#### Assigned task:
Your reply should be only the number of lines in the records that contain the word "text".

Excerpts from an interface dataset

------------------------

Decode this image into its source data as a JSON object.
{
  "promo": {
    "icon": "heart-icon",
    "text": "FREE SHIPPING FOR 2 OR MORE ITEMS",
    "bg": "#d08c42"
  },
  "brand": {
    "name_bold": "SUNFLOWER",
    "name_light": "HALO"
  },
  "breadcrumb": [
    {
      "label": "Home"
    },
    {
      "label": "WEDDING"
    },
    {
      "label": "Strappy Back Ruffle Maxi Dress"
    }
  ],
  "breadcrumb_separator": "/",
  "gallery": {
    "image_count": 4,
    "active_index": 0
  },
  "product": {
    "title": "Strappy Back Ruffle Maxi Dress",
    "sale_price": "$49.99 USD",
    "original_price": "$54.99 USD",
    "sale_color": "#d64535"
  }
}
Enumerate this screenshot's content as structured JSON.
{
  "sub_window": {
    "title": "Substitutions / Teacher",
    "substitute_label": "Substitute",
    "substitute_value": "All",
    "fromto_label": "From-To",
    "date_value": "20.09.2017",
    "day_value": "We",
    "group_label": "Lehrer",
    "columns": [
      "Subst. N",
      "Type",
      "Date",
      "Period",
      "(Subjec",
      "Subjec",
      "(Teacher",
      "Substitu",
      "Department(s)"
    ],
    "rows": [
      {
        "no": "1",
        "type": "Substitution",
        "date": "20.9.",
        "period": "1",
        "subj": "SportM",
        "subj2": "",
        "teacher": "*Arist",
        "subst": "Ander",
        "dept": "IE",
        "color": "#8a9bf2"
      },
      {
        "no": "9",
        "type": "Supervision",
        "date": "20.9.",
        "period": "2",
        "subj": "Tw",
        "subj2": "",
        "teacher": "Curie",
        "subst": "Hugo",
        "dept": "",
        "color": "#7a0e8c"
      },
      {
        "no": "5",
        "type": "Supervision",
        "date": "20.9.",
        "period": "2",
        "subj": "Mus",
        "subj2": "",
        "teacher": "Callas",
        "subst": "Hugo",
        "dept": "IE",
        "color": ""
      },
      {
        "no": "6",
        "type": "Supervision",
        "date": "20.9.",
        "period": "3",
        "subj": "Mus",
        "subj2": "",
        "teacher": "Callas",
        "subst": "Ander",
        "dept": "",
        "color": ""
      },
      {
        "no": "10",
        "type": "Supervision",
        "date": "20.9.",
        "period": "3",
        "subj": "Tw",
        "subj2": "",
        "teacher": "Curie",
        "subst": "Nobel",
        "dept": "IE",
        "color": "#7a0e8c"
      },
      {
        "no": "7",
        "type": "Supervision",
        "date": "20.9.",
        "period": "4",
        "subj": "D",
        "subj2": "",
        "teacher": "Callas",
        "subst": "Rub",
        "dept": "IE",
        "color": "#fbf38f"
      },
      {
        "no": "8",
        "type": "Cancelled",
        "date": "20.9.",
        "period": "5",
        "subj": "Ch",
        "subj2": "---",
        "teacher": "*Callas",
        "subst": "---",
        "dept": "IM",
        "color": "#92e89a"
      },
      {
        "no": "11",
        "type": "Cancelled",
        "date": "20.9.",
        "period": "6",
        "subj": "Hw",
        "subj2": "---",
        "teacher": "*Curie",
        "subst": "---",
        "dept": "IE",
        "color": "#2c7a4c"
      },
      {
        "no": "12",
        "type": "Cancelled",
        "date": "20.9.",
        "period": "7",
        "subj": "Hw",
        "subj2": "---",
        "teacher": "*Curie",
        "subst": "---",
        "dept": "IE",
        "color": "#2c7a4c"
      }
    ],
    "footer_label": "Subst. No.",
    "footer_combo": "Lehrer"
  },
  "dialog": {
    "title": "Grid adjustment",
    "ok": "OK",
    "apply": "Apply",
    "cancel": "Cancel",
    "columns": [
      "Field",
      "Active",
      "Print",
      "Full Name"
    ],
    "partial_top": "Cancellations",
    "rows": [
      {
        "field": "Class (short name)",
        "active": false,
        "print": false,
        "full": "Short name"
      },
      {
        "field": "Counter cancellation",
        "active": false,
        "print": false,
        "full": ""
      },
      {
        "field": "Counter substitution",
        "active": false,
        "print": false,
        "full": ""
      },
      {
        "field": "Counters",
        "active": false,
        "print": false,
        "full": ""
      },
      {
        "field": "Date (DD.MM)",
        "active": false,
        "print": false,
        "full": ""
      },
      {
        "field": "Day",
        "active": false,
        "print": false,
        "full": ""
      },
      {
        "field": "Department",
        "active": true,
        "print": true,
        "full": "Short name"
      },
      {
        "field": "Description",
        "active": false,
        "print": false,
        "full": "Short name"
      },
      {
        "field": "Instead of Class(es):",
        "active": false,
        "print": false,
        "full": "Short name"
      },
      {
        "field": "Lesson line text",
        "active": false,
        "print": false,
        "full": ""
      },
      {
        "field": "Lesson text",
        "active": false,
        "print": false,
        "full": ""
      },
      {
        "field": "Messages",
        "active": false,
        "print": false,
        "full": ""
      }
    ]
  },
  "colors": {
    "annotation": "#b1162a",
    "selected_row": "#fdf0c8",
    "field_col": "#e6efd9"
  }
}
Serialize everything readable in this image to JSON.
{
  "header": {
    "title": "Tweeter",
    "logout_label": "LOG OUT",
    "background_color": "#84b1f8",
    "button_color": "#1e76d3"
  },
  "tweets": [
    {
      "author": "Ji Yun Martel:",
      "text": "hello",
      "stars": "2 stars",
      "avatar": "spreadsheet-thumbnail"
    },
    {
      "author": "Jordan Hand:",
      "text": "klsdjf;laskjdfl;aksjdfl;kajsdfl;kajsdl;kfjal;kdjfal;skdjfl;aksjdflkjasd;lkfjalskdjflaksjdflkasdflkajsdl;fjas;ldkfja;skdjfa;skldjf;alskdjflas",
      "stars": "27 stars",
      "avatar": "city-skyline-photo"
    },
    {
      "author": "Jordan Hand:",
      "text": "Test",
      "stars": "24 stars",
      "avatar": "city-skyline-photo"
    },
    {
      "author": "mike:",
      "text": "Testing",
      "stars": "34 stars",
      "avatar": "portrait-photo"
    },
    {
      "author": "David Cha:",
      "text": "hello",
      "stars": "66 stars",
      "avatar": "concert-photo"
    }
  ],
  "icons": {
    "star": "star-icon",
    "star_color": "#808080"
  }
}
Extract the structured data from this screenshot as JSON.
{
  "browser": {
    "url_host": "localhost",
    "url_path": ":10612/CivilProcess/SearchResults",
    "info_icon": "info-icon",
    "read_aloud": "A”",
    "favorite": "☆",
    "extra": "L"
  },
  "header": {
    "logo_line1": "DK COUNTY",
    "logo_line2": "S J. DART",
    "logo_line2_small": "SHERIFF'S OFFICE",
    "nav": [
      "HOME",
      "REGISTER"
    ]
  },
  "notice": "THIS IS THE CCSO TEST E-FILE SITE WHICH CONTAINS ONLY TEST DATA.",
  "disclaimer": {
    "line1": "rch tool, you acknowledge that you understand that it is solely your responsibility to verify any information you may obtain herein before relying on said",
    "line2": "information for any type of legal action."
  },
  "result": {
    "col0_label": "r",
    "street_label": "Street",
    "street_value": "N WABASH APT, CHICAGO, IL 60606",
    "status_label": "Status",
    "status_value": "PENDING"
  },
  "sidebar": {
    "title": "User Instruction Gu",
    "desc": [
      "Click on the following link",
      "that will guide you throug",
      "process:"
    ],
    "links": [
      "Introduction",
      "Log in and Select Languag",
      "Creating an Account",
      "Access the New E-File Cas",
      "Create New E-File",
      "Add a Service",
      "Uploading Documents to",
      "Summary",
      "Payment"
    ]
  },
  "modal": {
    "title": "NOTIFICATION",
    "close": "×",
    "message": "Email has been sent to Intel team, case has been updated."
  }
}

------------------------

#### Expected output:
8